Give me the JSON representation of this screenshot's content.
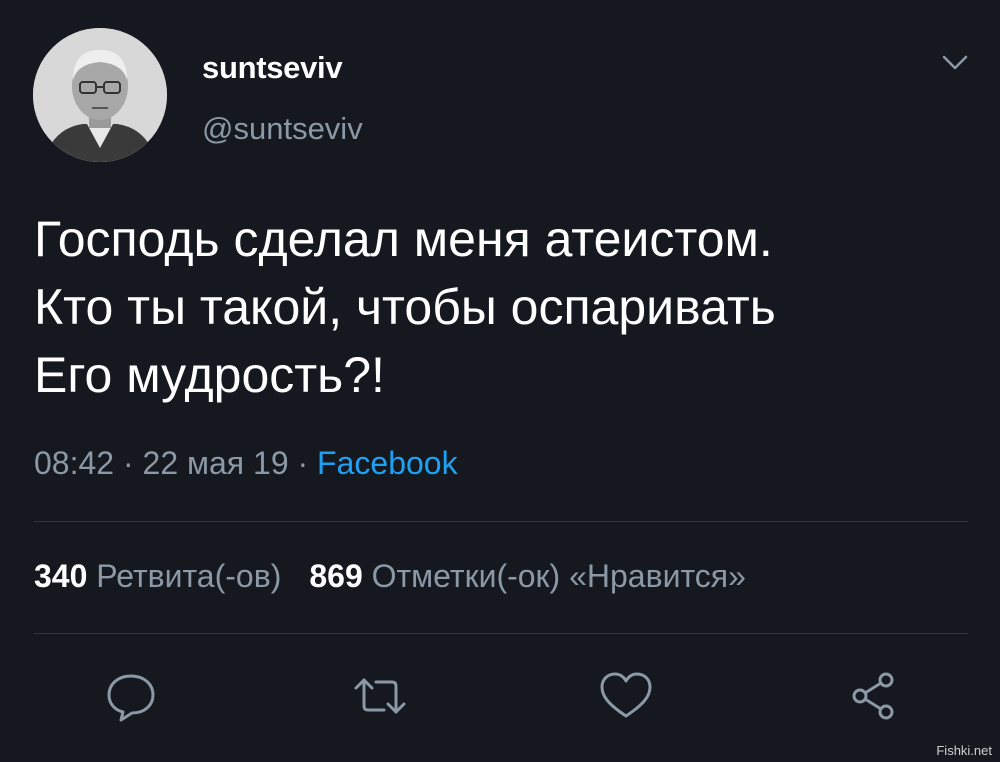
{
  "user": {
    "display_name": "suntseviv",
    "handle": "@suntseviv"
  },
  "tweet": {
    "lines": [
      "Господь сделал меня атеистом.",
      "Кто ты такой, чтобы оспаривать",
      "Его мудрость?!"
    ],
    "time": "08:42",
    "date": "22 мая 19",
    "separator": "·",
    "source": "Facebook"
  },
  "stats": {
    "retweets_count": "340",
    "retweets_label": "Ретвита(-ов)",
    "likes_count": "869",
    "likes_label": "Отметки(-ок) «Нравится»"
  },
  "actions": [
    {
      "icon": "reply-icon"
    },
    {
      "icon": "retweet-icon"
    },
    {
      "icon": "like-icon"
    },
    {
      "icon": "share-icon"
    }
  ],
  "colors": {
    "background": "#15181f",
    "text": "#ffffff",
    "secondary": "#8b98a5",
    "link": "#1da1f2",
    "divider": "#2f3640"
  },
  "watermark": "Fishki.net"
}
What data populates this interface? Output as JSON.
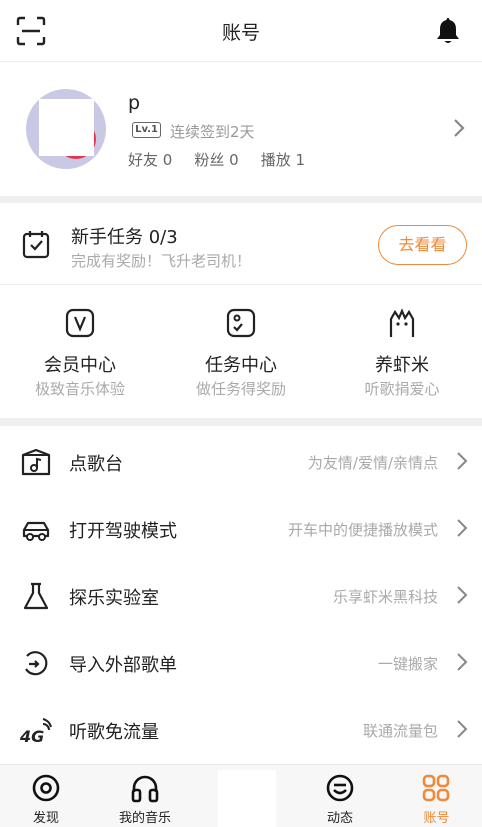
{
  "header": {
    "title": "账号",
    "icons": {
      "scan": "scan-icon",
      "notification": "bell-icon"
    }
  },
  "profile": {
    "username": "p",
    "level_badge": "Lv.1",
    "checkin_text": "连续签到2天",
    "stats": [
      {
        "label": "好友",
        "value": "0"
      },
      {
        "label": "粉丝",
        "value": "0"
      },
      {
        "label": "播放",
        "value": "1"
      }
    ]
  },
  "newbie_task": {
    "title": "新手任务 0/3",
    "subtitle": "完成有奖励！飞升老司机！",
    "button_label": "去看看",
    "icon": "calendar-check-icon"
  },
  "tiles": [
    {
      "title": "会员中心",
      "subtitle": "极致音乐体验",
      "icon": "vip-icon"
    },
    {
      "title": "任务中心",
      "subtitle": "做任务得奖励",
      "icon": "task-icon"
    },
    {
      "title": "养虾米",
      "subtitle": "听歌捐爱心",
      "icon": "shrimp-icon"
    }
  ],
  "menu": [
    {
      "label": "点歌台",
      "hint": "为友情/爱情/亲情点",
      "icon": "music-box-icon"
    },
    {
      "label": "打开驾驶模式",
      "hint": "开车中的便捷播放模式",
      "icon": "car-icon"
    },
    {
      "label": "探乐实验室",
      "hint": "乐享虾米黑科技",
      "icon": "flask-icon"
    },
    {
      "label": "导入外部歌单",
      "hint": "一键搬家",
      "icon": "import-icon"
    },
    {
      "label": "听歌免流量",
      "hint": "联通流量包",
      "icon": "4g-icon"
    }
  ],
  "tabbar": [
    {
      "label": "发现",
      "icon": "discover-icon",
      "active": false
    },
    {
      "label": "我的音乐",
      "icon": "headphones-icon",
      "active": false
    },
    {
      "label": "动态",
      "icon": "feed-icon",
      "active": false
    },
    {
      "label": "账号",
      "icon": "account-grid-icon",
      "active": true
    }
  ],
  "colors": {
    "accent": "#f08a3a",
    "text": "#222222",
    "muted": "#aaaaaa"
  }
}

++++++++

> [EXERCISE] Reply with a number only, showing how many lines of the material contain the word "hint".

> [PROBLEM SOLUTION] 5